    Keep the divider in place so that the horse has something to "work" against to maintain his balance. Then check your trailer for anything that might cause an unbalance or "rough ride" for the horse. This would include, but not be limited to, suspension, tire inflation, dragging brake, etc. Look for any "looseness" in trailer compartment components that might be moving (and that ought not to be) and that could be giving the horse a sense of "threat" of something something coming at them. Or moving around them.

    Then work up the driver. Take a friend along to give you a "driving test" to see if you've done something to induce the problem by the way you drive. We can, sometimes, be our own worst enemies by developing a bad habit we don't see, or maybe a habit we don't see as "bad." A neutral pair of eyes can sometimes fix this.

    If everything is "jake" with the horse and with the trailer and the driver then you've likely got the dreaded Bad Habit that the horse picked up from something that happened in the past and you can't identify. Perhaps "this, too, shall pass" and the horse will end their disturbing (to you) behavior on their own. Maybe they won't. But if the annoying behavior is not causing injury to the horse or damage to the trailer maybe you'll just have to live with it. That's very unsatisfying but sometimes The Way It Is.

    Good luck in your search.

    Mangalarga Marchador: Uma Raça, Uma Paixão

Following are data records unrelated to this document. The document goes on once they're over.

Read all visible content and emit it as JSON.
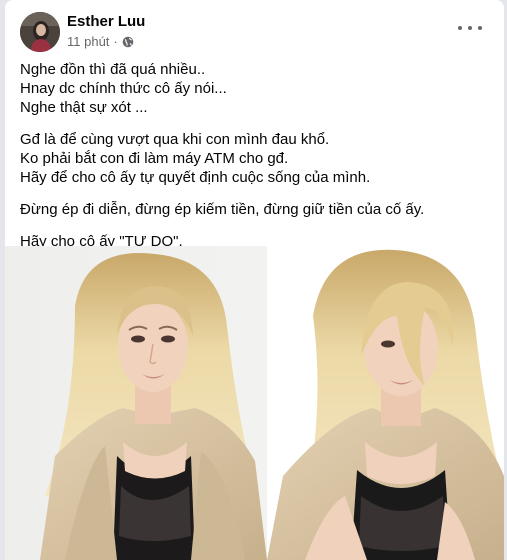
{
  "post": {
    "author": "Esther Luu",
    "time": "11 phút",
    "separator": "·",
    "privacy_icon": "globe-icon",
    "menu_icon": "more-options-icon",
    "paragraphs": [
      [
        "Nghe đồn thì đã quá nhiều..",
        "Hnay dc chính thức cô ấy nói...",
        "Nghe thật sự xót ..."
      ],
      [
        "Gđ là để cùng vượt qua khi con mình đau khổ.",
        "Ko phải bắt con đi làm máy ATM cho gđ.",
        "Hãy để cho cô ấy tự quyết định cuộc sống của mình."
      ],
      [
        "Đừng ép đi diễn, đừng ép kiếm tiền, đừng giữ tiền của cố ấy."
      ],
      [
        "Hãy cho cô ấy \"TỰ DO\"."
      ]
    ]
  },
  "colors": {
    "page_bg": "#e4e6eb",
    "card_bg": "#ffffff",
    "text": "#050505",
    "secondary": "#65676b",
    "jacket": "#d9c5a6",
    "hair": "#e6cf97",
    "skin": "#f0d3bf"
  }
}
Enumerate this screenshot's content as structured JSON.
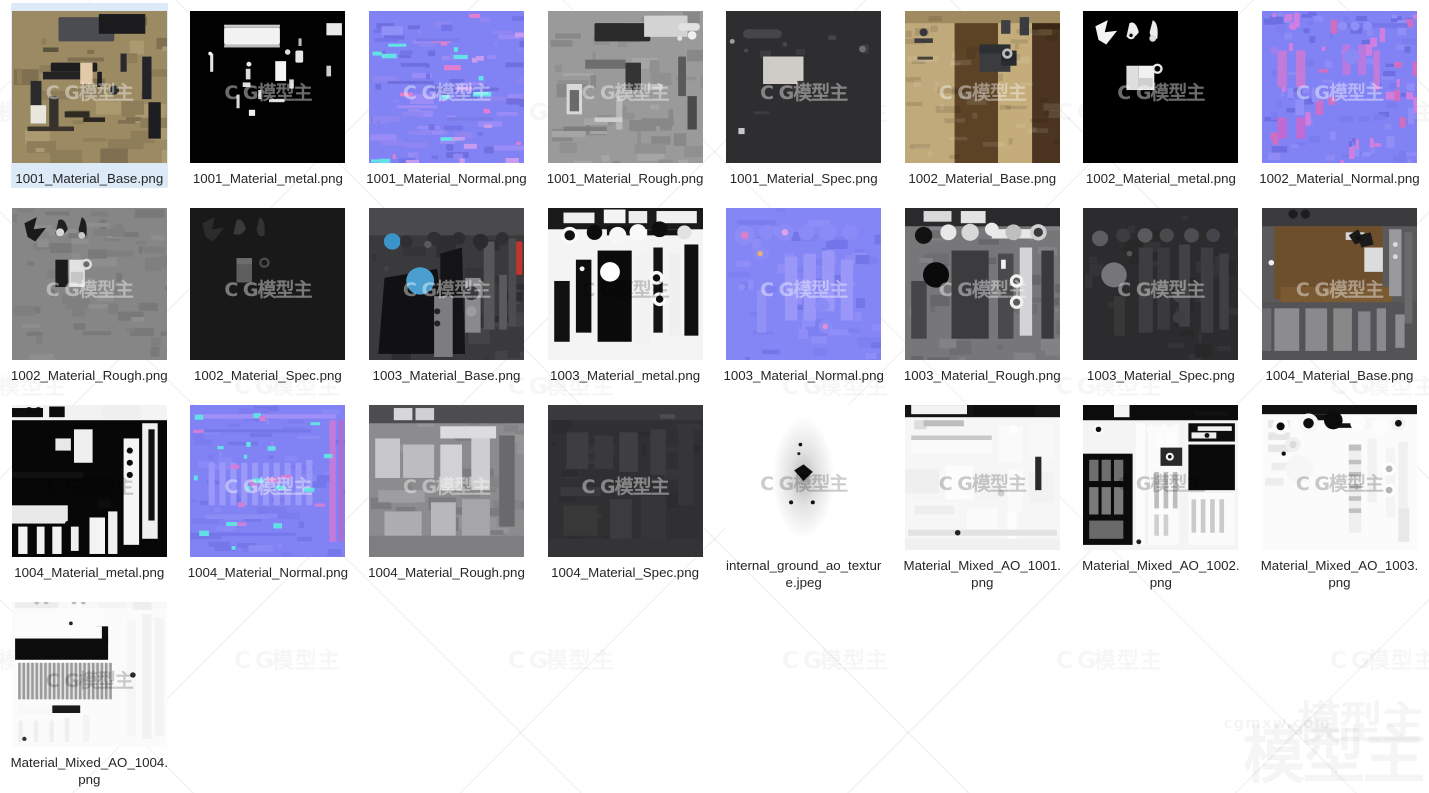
{
  "window": {
    "view_mode": "thumbnail-grid",
    "columns": 8,
    "selected_index": 0,
    "selection_color": "#dbeaf6",
    "background_color": "#ffffff",
    "label_color": "#262626"
  },
  "watermark": {
    "logo_text": "C G",
    "cn_text": "模型主",
    "domain_text": "cgmxw.com",
    "color": "rgba(0,0,0,0.04)"
  },
  "files": [
    {
      "name": "1001_Material_Base.png",
      "kind": "base",
      "selected": true,
      "wm": "light"
    },
    {
      "name": "1001_Material_metal.png",
      "kind": "metal",
      "selected": false,
      "wm": "light"
    },
    {
      "name": "1001_Material_Normal.png",
      "kind": "normal",
      "selected": false,
      "wm": "light"
    },
    {
      "name": "1001_Material_Rough.png",
      "kind": "rough",
      "selected": false,
      "wm": "light"
    },
    {
      "name": "1001_Material_Spec.png",
      "kind": "spec",
      "selected": false,
      "wm": "light"
    },
    {
      "name": "1002_Material_Base.png",
      "kind": "base2",
      "selected": false,
      "wm": "light"
    },
    {
      "name": "1002_Material_metal.png",
      "kind": "metal2",
      "selected": false,
      "wm": "light"
    },
    {
      "name": "1002_Material_Normal.png",
      "kind": "normal2",
      "selected": false,
      "wm": "light"
    },
    {
      "name": "1002_Material_Rough.png",
      "kind": "rough2",
      "selected": false,
      "wm": "light"
    },
    {
      "name": "1002_Material_Spec.png",
      "kind": "spec2",
      "selected": false,
      "wm": "light"
    },
    {
      "name": "1003_Material_Base.png",
      "kind": "base3",
      "selected": false,
      "wm": "light"
    },
    {
      "name": "1003_Material_metal.png",
      "kind": "metal3",
      "selected": false,
      "wm": "dark"
    },
    {
      "name": "1003_Material_Normal.png",
      "kind": "normal3",
      "selected": false,
      "wm": "light"
    },
    {
      "name": "1003_Material_Rough.png",
      "kind": "rough3",
      "selected": false,
      "wm": "light"
    },
    {
      "name": "1003_Material_Spec.png",
      "kind": "spec3",
      "selected": false,
      "wm": "light"
    },
    {
      "name": "1004_Material_Base.png",
      "kind": "base4",
      "selected": false,
      "wm": "light"
    },
    {
      "name": "1004_Material_metal.png",
      "kind": "metal4",
      "selected": false,
      "wm": "dark"
    },
    {
      "name": "1004_Material_Normal.png",
      "kind": "normal4",
      "selected": false,
      "wm": "light"
    },
    {
      "name": "1004_Material_Rough.png",
      "kind": "rough4",
      "selected": false,
      "wm": "light"
    },
    {
      "name": "1004_Material_Spec.png",
      "kind": "spec4",
      "selected": false,
      "wm": "light"
    },
    {
      "name": "internal_ground_ao_texture.jpeg",
      "kind": "ao_ground",
      "selected": false,
      "wm": "dark"
    },
    {
      "name": "Material_Mixed_AO_1001.png",
      "kind": "ao1",
      "selected": false,
      "wm": "dark"
    },
    {
      "name": "Material_Mixed_AO_1002.png",
      "kind": "ao2",
      "selected": false,
      "wm": "dark"
    },
    {
      "name": "Material_Mixed_AO_1003.png",
      "kind": "ao3",
      "selected": false,
      "wm": "dark"
    },
    {
      "name": "Material_Mixed_AO_1004.png",
      "kind": "ao4",
      "selected": false,
      "wm": "dark"
    }
  ]
}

    • #3
      Have you tried letting him face backwards in the trailer? You might need to remove the divider to try that.

      You may want to ride in the trailer while someone drives and see if everything is working properly.

      My horses ride much better in a slant, even though they had all originally been trained in a straight load. The first horse i load in the slant, i turn around so she can face backwards. With just one horse, i open the divider and give them a box stall.


      • #4
        Any videos of what he is doing? Perhaps an inner ear problem affecting balance?


        • #5
          I have experienced something similar! My guy was an 18-year-old WB and had trailered like a pro his entire life. He started scrambling only on turns to the right. I took videos from inside the trailer that showed he was trying not to load his right hind. Vet workup didn't show much of anything and ruled out EPM (which he'd been successfully treated for as a young man). I ended up trying him on the right side of the trailer instead of the left, and that completely resolved it. That has worked for 4 years so far (though he rarely travels anymore since he's retired). It sounds like you may have tried him on both sides already though?

          My thread from then if you want to read the suggestions I got:
          Building and Managing the Small Horse Farm:


          • Original Poster

            This video is from last week, we were pulling out of the driveway at the barn and had only gone about 50 ft.

            We'd love to try him in a slant load but don't seem to have any friends that live close enough to let us borrow one to try. Backwards sounds kinda scary but interesting, have you trailered safely long distances? @4horses

            Great ideas on the trailer, yet we've tried him in others (newer straight load bumper pulls for a slight difference) with no change in behavior. @Guilherme

            Yes unfortunately we've tried both sides but there are plenty of ideas in your thread thanks! @Libby2563
            "I don't even like I mean they don't even interest me. I'd rather have a goddam horse. A horse is at least human, for God's sake." -Holden Morrissey Caulfield


            • #7
              Hard for me to see what's happening in the video, the back doors are open and hard to sort out horse restlessness in a halted trailer from his leaning.

              Maybe get s good equine body worker out to see him? They can identify and fix tense muscles that don't really show up in a vet check.

              I don't suppose you have a wasp nest building up in the left side?

              My pony when I was a kid suddenly stopped standing for the farrier one day and ever after had to be propped against the truck where she would happily lean. No sign of lameness then or for years and years until extreme old age. But some thing was off.

              We didn't have equine massage back then.